A couple of years ago, a break-all-records heat wave in Europe had moved to Greenland and melted enough ice to add measurably to global sea levels. A drought in India had people saying that forty percent of the country’s population may have no access to drinking water by 2030, and parts of India may get too hot for humans to live there. By the end of the year, Australia was beginning its summer with droughts, record heat waves (pushing 120 Fahrenheit), and bush fires that beggared description. I thought at the time that a great many people were on the verge of a “move or die” moment in history. Fortunately, the projections of when that moment would arrive were in the future. Though not comfortably so—India with no drinking water for almost half its population by 2030? Parts of India—and even Southeast Asia–uninhabitable within a century? (See my book, Destinies: Issues to Shape Our Future, B Cubed Press, 2020.)
I saw such events as harbingers. There is no doubt that global warming (aka global climate change) is real. It is raising temperatures everywhere. It is extending growing seasons in cooler climes but also making summers hotter, melting Arctic ice and permafrost, increasing the number and severity of storms, and more. It’s doing this right now, and the climate scientists tell us that it is going to get worse. Indeed, much, much worse.
In June 2021, “a leaked draft from the Sixth Assessment Report (AR6) by the UN’s Intergovernmental Panel on Climate Change (IPCC) reports that climate change is happening now, is accelerating and posing unprecedented threats to human and natural systems — and that taking fast action can still avoid the worst economic and ecological impacts” (https://thehill.com/opinion/energy-environment/560131-leaked-un-climate-report-underscores-growing-risk-need-for-fast).
Given our responsiveness to the crisis to date, I am not all sure that we are capable of fast action. On the other hand, we are capable of getting our asses in gear once those asses are on fire and surrounded by alligators.
On fire? Well, right now, the Pacific Northwest is suffering under an unprecedented “heat dome,” with temperatures exceeding 110 degrees Fahrenheit. By about 2050, much more of the US will be facing similar heat waves, according to a study from the Union of Concerned Scientists (https://www.ucsusa.org/resources/killer-heat-united-states-0).
Up to our asses in alligators? Color me hyperbolic, but while we are enduring droughts and heat waves in some places, we’re getting floods in others.

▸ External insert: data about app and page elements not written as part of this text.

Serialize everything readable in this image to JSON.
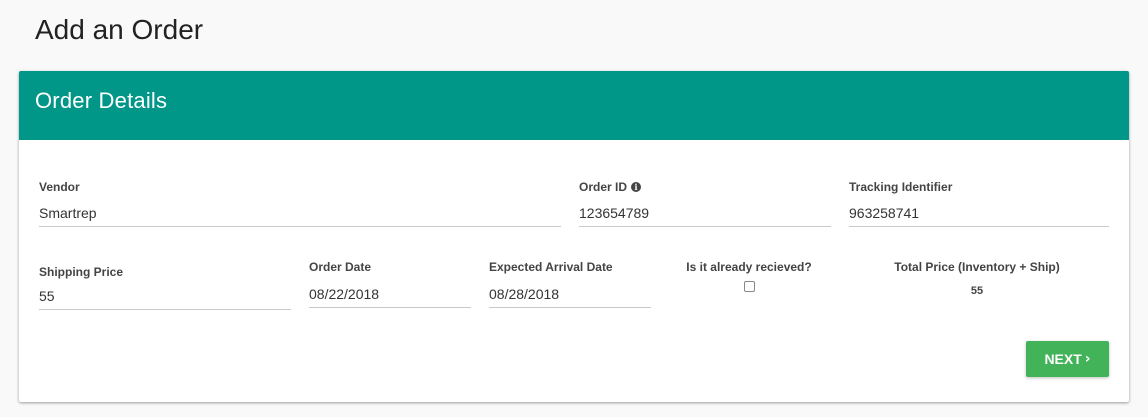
{
  "page": {
    "title": "Add an Order"
  },
  "card": {
    "title": "Order Details",
    "header_color": "#009688"
  },
  "fields": {
    "vendor": {
      "label": "Vendor",
      "value": "Smartrep"
    },
    "order_id": {
      "label": "Order ID",
      "value": "123654789",
      "icon": "info-icon"
    },
    "tracking": {
      "label": "Tracking Identifier",
      "value": "963258741"
    },
    "shipping_price": {
      "label": "Shipping Price",
      "value": "55"
    },
    "order_date": {
      "label": "Order Date",
      "value": "08/22/2018"
    },
    "arrival_date": {
      "label": "Expected Arrival Date",
      "value": "08/28/2018"
    },
    "received": {
      "label": "Is it already recieved?",
      "checked": false
    },
    "total": {
      "label": "Total Price (Inventory + Ship)",
      "value": "55"
    }
  },
  "actions": {
    "next_label": "NEXT",
    "next_icon": "chevron-right-icon",
    "next_color": "#43b35a"
  }
}
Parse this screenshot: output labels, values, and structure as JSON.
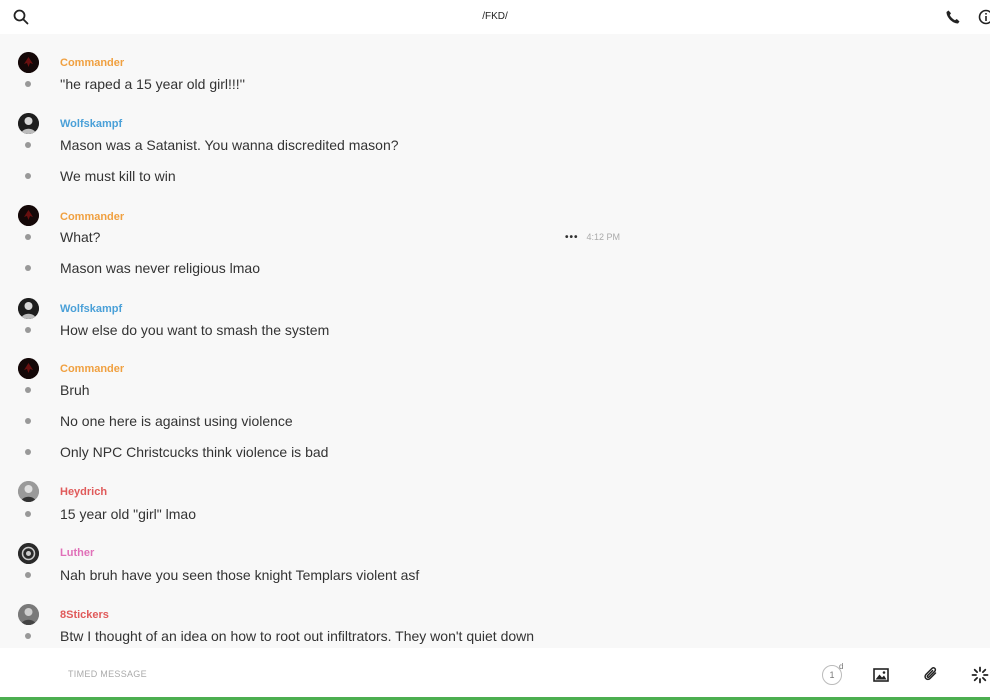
{
  "header": {
    "title": "/FKD/",
    "icons": [
      "search-icon",
      "phone-icon",
      "info-icon"
    ]
  },
  "colors": {
    "Commander": "#f0a040",
    "Wolfskampf": "#4aa0d8",
    "Heydrich": "#e05a5a",
    "Luther": "#e070b8",
    "8Stickers": "#e05a5a"
  },
  "messages": [
    {
      "sender": "Commander",
      "text": "''he raped a 15 year old girl!!!''"
    },
    {
      "sender": "Wolfskampf",
      "text": "Mason was a Satanist. You wanna discredited mason?"
    },
    {
      "sender": "",
      "text": "We must kill to win"
    },
    {
      "sender": "Commander",
      "text": "What?"
    },
    {
      "sender": "",
      "text": "Mason was never religious lmao"
    },
    {
      "sender": "Wolfskampf",
      "text": "How else do you want to smash the system"
    },
    {
      "sender": "Commander",
      "text": "Bruh"
    },
    {
      "sender": "",
      "text": "No one here is against using violence"
    },
    {
      "sender": "",
      "text": "Only NPC Christcucks think violence is bad"
    },
    {
      "sender": "Heydrich",
      "text": "15 year old \"girl\" lmao"
    },
    {
      "sender": "Luther",
      "text": "Nah bruh have you seen those knight Templars violent asf"
    },
    {
      "sender": "8Stickers",
      "text": "Btw I thought of an idea on how to root out infiltrators. They won't quiet down"
    }
  ],
  "hover": {
    "more_label": "•••",
    "time": "4:12 PM"
  },
  "composer": {
    "placeholder": "TIMED MESSAGE",
    "timer_value": "1",
    "timer_unit": "d",
    "icons": [
      "timer-icon",
      "image-icon",
      "attachment-icon",
      "loading-icon"
    ]
  }
}
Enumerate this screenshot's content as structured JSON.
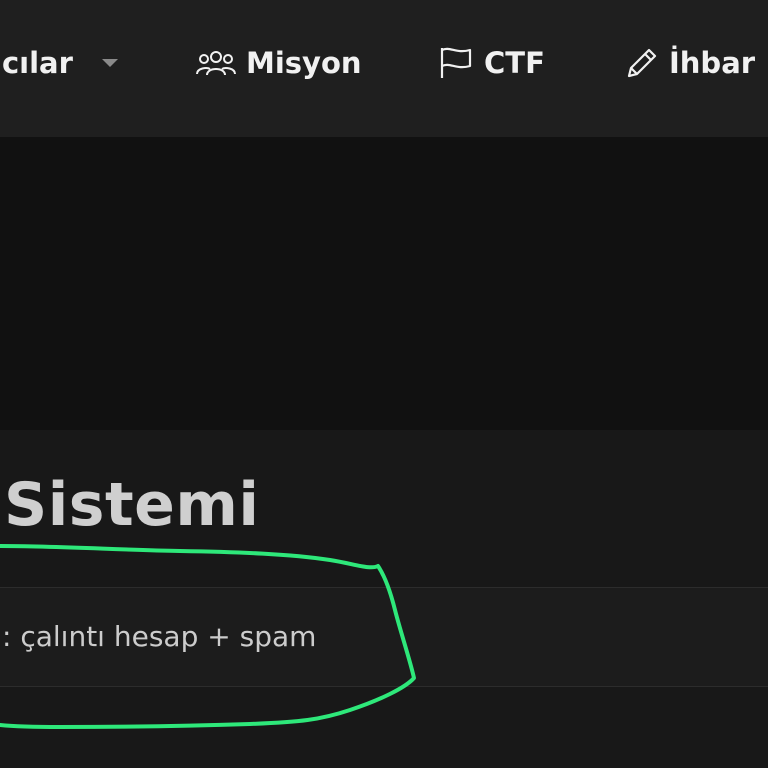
{
  "nav": {
    "items": [
      {
        "id": "users",
        "label": "ıcılar",
        "icon": "chevron-down-icon"
      },
      {
        "id": "misyon",
        "label": "Misyon",
        "icon": "users-icon"
      },
      {
        "id": "ctf",
        "label": "CTF",
        "icon": "flag-icon"
      },
      {
        "id": "ihbar",
        "label": "İhbar",
        "icon": "pencil-icon"
      }
    ]
  },
  "main": {
    "title": "Sistemi",
    "row": {
      "text": ": çalıntı hesap + spam"
    }
  },
  "colors": {
    "navbar_bg": "#1f1f1f",
    "hero_bg": "#111111",
    "content_bg": "#181818",
    "row_bg": "#1c1c1c",
    "title_text": "#cfcfcf",
    "nav_text": "#f1f1f1",
    "annotation_stroke": "#2ee87a"
  }
}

Some floods are due to rain from tropical storms. Some are already due to rising sea level, which can also seep into building foundations and corrode the rebar in concrete. This, by the way, appears to have contributed to the collapse of that condo tower in Surfside, FL.
And then there’s drought, with major reservoirs in the Southwest so low that there is talk of turning off hydroelectric generation for lack of the hydro (https://www.wsj.com/articles/west-risks-blackouts-as-hydroelectric-power-dries-up-11624008601). That combines so well with heat waves.
Going back to that IPCC leak, it appears that the planet will soon pass “irreversible tipping points.” Warming will get worse and worse, even to the point where people will indeed be moving to other areas, fleeing drought, heat, and floods, hoping to find a more liveable climate.
“Move or Die” is no joke.
One thought on “Move or Die”
Please start to call “climate change” what it really is. The reason we have no response to “climate change “ is because our language soft-pedals it!
What we are faced with, at best, is “catastrophic climate degradation” due to humanity. Furthermore the tendency for us to overconsume and then “move or die” is the perfect example of human nature.
We face the ultimate existential crisis by tolerating catastrophic climate degradation.